*** Opening RECORDS PROVIDED ***

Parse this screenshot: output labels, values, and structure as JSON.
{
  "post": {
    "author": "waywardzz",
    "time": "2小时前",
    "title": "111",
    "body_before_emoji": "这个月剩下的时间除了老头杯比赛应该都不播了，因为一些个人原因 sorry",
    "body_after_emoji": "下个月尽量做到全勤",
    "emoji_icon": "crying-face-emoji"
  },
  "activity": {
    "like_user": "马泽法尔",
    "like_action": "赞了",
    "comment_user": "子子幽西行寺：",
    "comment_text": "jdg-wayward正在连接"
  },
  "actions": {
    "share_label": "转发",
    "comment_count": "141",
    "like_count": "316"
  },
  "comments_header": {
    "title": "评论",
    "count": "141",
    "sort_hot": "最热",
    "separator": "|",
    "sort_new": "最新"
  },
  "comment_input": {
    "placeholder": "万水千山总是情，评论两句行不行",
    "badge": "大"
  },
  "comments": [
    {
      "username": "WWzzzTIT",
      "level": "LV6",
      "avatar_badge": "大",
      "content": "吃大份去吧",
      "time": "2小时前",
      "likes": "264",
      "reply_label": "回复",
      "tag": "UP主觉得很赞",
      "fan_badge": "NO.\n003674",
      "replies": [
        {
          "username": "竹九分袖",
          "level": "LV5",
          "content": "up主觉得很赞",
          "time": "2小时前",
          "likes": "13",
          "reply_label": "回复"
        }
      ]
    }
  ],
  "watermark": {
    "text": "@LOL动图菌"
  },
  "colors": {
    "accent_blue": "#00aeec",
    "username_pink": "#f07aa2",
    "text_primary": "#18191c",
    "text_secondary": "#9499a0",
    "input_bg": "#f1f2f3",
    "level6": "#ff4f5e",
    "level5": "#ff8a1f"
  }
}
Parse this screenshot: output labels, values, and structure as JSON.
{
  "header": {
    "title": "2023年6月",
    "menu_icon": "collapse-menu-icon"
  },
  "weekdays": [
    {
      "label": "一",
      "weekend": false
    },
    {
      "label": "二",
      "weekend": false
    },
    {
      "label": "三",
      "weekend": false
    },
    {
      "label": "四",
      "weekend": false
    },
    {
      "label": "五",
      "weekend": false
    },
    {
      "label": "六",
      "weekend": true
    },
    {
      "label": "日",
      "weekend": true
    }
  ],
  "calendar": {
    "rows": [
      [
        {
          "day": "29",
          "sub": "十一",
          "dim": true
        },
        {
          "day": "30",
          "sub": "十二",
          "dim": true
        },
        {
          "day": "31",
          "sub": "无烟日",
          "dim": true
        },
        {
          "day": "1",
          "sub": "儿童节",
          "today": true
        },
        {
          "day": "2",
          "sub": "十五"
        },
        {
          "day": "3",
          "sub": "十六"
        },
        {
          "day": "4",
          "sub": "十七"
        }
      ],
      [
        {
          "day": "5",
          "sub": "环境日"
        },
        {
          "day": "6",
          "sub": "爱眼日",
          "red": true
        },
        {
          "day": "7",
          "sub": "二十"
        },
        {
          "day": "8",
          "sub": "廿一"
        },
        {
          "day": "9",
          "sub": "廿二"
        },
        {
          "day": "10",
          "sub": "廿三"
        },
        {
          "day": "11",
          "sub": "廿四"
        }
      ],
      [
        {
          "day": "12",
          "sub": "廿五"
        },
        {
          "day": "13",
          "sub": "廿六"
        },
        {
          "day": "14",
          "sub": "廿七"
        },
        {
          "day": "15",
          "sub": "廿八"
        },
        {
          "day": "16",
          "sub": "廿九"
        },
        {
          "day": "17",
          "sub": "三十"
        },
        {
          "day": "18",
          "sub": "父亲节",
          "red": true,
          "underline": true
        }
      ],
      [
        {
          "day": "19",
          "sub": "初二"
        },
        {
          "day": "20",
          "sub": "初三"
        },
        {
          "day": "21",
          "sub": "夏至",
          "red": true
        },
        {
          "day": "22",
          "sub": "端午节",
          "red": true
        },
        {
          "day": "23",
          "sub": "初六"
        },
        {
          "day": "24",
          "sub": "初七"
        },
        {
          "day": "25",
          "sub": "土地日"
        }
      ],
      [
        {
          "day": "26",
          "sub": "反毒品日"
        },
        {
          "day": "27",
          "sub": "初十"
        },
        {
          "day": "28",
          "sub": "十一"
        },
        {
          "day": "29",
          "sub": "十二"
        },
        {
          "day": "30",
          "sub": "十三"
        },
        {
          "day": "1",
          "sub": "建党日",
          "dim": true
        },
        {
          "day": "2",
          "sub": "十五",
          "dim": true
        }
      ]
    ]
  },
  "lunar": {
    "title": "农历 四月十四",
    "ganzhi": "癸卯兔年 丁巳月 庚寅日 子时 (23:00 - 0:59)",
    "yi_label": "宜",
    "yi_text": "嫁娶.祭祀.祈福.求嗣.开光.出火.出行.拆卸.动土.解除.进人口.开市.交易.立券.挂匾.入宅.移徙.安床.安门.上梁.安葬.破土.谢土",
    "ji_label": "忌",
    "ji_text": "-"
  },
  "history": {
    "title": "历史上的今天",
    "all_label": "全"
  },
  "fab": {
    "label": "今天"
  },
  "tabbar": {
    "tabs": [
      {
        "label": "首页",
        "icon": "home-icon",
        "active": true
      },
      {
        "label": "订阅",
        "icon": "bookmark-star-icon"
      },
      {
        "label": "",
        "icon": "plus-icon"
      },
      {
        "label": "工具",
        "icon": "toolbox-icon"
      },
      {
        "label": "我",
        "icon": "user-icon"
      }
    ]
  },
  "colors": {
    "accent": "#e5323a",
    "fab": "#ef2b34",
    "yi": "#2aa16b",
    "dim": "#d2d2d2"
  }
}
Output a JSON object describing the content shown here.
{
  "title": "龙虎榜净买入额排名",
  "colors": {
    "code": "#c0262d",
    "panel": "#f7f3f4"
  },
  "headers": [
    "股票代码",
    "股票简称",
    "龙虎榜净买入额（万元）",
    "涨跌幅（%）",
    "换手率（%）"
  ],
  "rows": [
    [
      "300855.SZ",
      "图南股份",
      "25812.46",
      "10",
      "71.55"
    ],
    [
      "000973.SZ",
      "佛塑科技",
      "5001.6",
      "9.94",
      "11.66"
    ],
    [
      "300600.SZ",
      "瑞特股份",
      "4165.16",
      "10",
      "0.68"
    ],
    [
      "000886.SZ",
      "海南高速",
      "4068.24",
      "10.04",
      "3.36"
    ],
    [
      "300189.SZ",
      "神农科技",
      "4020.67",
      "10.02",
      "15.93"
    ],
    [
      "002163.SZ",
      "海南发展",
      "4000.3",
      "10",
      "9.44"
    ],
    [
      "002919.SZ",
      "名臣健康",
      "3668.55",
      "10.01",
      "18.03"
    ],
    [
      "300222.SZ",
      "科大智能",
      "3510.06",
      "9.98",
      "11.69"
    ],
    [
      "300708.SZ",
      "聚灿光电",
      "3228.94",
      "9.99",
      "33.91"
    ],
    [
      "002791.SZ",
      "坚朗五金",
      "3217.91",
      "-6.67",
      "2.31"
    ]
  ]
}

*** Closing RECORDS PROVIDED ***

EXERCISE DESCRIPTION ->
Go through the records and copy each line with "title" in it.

EXERCISE SOLUTION ->
    "title": "111",
    "title": "评论",
    "title": "2023年6月",
    "title": "农历 四月十四",
    "title": "历史上的今天",
  "title": "龙虎榜净买入额排名",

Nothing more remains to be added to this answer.